INSTRUCTIONS TO FOLLOW
Where does the word "time" occur in the data below? Copy each line that holds it.

EXTRACTED MATERIAL
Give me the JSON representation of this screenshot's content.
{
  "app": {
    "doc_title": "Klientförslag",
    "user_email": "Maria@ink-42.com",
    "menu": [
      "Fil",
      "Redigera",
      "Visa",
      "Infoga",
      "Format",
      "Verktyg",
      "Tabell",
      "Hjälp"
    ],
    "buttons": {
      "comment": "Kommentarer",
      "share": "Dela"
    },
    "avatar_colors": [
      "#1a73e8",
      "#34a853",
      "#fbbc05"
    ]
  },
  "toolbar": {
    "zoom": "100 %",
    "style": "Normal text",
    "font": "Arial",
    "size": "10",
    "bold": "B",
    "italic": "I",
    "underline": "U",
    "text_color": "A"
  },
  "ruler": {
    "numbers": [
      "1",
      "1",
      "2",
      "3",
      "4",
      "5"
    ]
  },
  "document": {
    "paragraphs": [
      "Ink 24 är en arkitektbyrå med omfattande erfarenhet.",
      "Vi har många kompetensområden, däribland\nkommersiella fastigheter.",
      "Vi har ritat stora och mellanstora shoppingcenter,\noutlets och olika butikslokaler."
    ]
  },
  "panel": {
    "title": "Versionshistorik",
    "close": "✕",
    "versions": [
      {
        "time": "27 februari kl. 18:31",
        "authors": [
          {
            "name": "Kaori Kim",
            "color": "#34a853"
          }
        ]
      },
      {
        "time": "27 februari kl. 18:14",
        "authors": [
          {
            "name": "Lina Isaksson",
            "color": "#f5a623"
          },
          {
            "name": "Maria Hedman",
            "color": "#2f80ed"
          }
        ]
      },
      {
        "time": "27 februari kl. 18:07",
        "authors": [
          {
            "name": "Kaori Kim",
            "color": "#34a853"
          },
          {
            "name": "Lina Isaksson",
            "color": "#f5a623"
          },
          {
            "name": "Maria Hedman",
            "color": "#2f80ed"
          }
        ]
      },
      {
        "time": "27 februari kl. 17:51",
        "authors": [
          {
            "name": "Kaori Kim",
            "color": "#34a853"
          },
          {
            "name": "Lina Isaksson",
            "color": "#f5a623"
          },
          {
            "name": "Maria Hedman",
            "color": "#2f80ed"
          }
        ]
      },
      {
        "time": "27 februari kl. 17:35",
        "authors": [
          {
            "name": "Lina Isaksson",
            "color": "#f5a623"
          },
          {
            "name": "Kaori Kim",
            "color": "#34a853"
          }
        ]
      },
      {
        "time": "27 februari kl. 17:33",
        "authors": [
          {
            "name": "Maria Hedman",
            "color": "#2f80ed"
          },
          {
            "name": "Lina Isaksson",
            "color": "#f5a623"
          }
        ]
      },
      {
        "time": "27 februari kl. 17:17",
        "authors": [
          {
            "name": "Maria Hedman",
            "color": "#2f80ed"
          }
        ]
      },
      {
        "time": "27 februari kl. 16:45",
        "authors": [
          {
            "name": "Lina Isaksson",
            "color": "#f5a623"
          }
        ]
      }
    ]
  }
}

RESULT BELOW
        "time": "27 februari kl. 18:31",
        "time": "27 februari kl. 18:14",
        "time": "27 februari kl. 18:07",
        "time": "27 februari kl. 17:51",
        "time": "27 februari kl. 17:35",
        "time": "27 februari kl. 17:33",
        "time": "27 februari kl. 17:17",
        "time": "27 februari kl. 16:45",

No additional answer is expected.